▶ [Exercise instructions]:
All lines from the entries below that contain the string "screenshot" should be copied out.

Excerpts from an interface dataset
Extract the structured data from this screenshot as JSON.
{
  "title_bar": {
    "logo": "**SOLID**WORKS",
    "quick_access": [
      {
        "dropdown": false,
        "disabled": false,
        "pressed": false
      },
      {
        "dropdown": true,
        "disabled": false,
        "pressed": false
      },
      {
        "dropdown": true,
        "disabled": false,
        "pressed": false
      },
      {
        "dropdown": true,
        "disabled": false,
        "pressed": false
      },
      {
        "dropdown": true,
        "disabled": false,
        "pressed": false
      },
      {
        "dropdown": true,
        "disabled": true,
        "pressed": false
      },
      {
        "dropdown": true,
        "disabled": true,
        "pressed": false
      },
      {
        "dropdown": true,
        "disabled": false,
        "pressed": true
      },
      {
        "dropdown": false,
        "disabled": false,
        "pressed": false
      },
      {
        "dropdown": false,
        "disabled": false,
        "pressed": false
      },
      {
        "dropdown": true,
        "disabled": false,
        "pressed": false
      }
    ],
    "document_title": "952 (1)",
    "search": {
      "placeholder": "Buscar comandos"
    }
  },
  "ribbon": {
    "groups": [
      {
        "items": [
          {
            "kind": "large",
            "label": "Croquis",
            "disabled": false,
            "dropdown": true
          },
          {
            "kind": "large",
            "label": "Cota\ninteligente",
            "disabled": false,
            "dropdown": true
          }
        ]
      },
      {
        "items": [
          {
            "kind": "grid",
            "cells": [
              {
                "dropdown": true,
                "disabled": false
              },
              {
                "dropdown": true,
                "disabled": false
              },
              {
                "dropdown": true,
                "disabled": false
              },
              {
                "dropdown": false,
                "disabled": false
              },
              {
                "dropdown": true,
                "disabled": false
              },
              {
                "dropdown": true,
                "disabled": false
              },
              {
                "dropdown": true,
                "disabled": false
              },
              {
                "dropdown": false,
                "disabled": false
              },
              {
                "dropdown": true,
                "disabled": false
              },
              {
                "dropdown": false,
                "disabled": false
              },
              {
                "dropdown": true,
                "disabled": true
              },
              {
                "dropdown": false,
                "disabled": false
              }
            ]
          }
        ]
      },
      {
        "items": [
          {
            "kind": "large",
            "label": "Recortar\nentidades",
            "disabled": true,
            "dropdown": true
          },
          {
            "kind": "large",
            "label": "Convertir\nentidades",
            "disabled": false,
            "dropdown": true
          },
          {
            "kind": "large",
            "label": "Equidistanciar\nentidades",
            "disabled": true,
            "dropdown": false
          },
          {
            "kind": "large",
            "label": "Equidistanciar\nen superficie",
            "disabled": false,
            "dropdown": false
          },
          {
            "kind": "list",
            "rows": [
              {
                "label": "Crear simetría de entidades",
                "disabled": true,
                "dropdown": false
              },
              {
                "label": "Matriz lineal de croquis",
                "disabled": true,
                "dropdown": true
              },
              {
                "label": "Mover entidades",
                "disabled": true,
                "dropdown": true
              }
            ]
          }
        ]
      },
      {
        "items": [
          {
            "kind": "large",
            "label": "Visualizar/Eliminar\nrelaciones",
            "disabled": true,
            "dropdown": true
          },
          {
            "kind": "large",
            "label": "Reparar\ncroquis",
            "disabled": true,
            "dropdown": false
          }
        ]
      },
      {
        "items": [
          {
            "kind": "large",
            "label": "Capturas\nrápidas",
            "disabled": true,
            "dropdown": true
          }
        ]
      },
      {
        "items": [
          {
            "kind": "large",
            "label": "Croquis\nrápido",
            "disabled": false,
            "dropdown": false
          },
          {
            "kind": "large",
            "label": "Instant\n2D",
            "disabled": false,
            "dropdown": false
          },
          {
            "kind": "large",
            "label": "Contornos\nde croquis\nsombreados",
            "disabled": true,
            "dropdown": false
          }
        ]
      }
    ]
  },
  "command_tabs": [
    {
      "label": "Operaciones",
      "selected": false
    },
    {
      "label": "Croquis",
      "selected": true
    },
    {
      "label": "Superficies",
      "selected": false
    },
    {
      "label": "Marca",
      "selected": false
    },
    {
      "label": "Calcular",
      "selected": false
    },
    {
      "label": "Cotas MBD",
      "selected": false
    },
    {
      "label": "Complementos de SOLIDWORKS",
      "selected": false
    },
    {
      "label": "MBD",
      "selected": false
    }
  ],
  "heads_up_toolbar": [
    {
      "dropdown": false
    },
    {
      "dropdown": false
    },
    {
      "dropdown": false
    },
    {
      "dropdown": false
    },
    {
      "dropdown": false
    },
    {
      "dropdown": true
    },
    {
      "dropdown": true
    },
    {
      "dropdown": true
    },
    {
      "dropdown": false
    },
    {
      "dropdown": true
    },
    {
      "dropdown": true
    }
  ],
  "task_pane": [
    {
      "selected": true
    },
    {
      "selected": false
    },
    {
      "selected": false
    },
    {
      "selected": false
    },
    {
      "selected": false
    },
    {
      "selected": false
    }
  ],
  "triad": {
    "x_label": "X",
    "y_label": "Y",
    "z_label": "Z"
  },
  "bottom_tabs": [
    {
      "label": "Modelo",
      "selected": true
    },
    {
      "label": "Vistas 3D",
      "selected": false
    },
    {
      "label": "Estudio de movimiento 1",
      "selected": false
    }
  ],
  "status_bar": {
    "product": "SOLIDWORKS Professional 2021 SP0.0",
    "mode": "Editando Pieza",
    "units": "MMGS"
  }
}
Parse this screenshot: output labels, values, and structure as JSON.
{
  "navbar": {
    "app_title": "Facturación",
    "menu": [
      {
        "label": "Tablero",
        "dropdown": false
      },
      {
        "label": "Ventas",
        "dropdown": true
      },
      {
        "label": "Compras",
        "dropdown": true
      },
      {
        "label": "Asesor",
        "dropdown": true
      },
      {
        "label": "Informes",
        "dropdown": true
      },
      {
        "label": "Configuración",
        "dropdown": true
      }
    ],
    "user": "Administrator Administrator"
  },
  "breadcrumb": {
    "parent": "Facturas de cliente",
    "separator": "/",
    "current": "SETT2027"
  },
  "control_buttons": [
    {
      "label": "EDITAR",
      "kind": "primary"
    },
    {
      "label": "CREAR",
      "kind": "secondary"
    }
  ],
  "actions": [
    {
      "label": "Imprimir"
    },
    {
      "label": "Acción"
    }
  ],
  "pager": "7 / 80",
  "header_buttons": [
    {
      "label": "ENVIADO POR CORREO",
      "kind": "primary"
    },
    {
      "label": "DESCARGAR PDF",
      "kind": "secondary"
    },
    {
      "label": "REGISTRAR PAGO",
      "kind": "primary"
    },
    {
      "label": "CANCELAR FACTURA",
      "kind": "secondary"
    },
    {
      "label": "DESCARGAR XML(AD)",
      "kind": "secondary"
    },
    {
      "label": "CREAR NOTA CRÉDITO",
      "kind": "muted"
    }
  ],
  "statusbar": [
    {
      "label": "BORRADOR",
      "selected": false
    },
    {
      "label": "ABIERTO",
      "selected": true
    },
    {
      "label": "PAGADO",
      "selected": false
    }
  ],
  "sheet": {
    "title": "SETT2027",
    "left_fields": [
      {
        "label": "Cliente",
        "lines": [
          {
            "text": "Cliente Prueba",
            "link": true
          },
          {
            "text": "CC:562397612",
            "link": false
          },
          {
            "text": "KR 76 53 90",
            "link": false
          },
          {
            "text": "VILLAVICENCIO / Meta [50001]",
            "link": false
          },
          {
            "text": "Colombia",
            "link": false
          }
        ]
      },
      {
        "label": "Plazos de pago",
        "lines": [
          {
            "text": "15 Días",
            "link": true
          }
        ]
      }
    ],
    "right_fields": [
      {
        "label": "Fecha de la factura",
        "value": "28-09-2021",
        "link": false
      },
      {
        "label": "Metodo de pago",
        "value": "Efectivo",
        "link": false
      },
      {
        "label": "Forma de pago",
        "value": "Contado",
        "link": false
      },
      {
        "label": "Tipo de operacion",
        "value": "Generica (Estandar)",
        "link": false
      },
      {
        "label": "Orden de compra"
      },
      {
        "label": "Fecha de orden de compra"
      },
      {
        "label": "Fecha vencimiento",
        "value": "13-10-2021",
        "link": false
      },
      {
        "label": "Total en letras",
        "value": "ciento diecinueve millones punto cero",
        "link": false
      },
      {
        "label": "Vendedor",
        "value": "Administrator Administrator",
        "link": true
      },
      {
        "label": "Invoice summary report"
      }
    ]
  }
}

▶ [Answer section]:
Extract the structured data from this screenshot as JSON.
Parse this screenshot: output labels, values, and structure as JSON.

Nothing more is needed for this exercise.